Ex-Pirate All-Star named Curve manager

Curve players who want to know what it was like to play for a winning Pirates team can ask their new manager.

Former Bucco infielder Carlos Garcia was named the seventh manager in Curve history on Friday, and one thing he can draw upon to help get through to his players is a solid major league career that saw him earn a National League All-Star nod in 1994.

“I was where they want to go,” Garcia, a 45-year-old native of Venezuela, said by phone Friday from Buffalo. “It’s a long, long road to the big leagues, and not everybody’s going to make it. But I’ll be able to relay to them what they need to do to get to that level.”

Garcia first reached the major leagues for a four-game cup of coffee in 1990 with the Pirates, then played 12 games in 1991 and 22 in 1992. He was on the Bucs’ postseason roster for the memorable 1992 NL Championship Series against the Braves and went 0-for-1, batting in the second game of the series.
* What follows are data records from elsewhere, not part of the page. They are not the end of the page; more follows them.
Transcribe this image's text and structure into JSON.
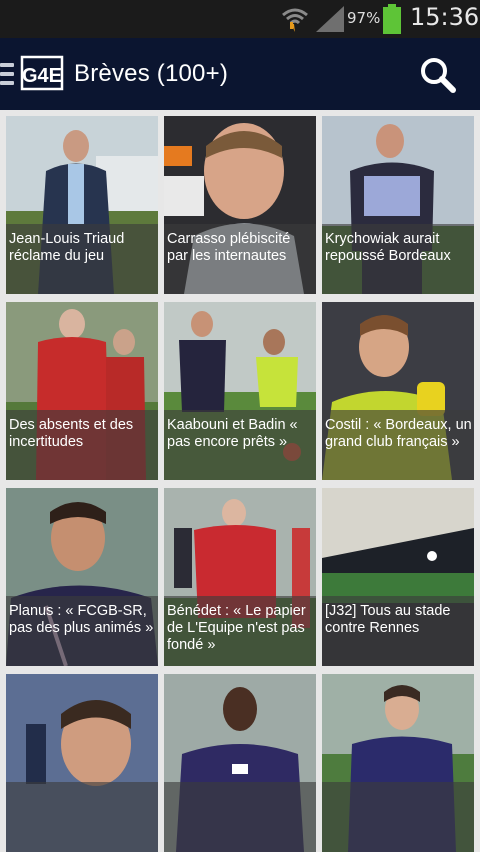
{
  "status_bar": {
    "battery_percent": "97%",
    "time": "15:36",
    "icons": [
      "wifi-icon",
      "signal-icon",
      "battery-icon"
    ]
  },
  "action_bar": {
    "logo_text": "G4E",
    "title": "Brèves (100+)",
    "background": "#0b1530"
  },
  "tiles": [
    {
      "caption": "Jean-Louis Triaud réclame du jeu"
    },
    {
      "caption": "Carrasso plébiscité par les internautes"
    },
    {
      "caption": "Krychowiak aurait repoussé Bordeaux"
    },
    {
      "caption": "Des absents et des incertitudes"
    },
    {
      "caption": "Kaabouni et Badin « pas encore prêts »"
    },
    {
      "caption": "Costil : « Bordeaux, un grand club français »"
    },
    {
      "caption": "Planus : « FCGB-SR, pas des plus animés »"
    },
    {
      "caption": "Bénédet : « Le papier de L'Equipe n'est pas fondé »"
    },
    {
      "caption": "[J32] Tous au stade contre Rennes"
    },
    {
      "caption": ""
    },
    {
      "caption": ""
    },
    {
      "caption": ""
    }
  ]
}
The 1990-92 seasons were the last glory days for baseball in Pittsburgh, three years when the Pirates won division titles.

“It was a strong team,” Garcia said, “and a really good experience.”

The Pirates haven’t had many good experiences losing for the last 20 years. And unfortunately for Garcia, he didn’t become an everyday player for the Bucs until 1993, which was the start of the franchise’s two-decade losing streak.

Garcia wasn’t to blame for the losing during his tenure with the Bucs, which ran through 1996. The team’s second baseman – taking over after Jose “Chico” Lind left for Kansas City in 1993 – Garcia was a solid player offensively and defensively. He batted .269, .277, .294 and .285 in his four years as the everyday second baseman, and he hit a career-high 12 homers in 1993.

Garcia was the Pirates’ lone All-Star in the 1994 game at Pittsburgh’s Three Rivers Stadium and hit a single in his only at-bat.

He batted .266 in 610 big league games for the Pirates, Blue Jays, Angels and Padres, and that kind of successful playing career is something his Double-A players can respect from their manager.

“I think big league playing experience gives guys instant credibility,” Pirates assistant general manager Kyle Stark said. “I think it gives potentially some personal experiences to draw upon. But at the end of the day, he’s a guy that he can lead and motivate, and that’s what guys are going to get drawn to.

“A player wants to know: Do you care about me, can I trust you, can you help get me better? The fact that he played in the big leagues gives the impression that he can help get me better, but ultimately the player has got to answer in his own mind those questions. And that’s where the separator comes in whether a guy can be an impactful staff member or not.”

Garcia replaces P.J. Forbes, who spent the past two years as the Curve’s manager but is no longer with the Pirates’ organization. Hitting coach Ryan Long will return to Altoona, and the new pitching coach will be Stan Kyles, who replaces Jeff Johnson. Kyles spent the past 3 1/2 years as the Milwaukee Brewers’ bullpen coach.

Mike Zalno will be the Curve’s trainer for the third straight year.

Garcia managed the Pirates’ high-A Bradenton affiliate the past two seasons, going 134-140, so he’s familiar with most of the players who will be on the Curve this season. He also served as the Pirates’ first base coach in 2010 and was on the Seattle Mariners’ major league staff from 2005-07.

“Carlos’ vast playing and coaching experience, he brings a consistent professionalism in how he leads the guys,” Stark said.

“Carlos has shown in his role, whether that be as a coordinator or as an A-ball manager or in the big leagues, I think the players know he’s with them every day and is pulling for them. Those guys trust and know that Carlos is going to be there for them every day.”

Garcia said he understands what the minor league players are trying to achieve their goals, and he takes pride in helping them try to reach their maximum potential every day.

“I’m definitely going to hold guys accountable,” Garcia said. “If you want to play for me, you have to be able to come to the ballpark and be ready to play.”

Garcia said he most enjoys seeing the players’ “desire to learn, the responsibility, the way to be able to handle themselves, to work, the way they show me that they want to be able to get the job done.”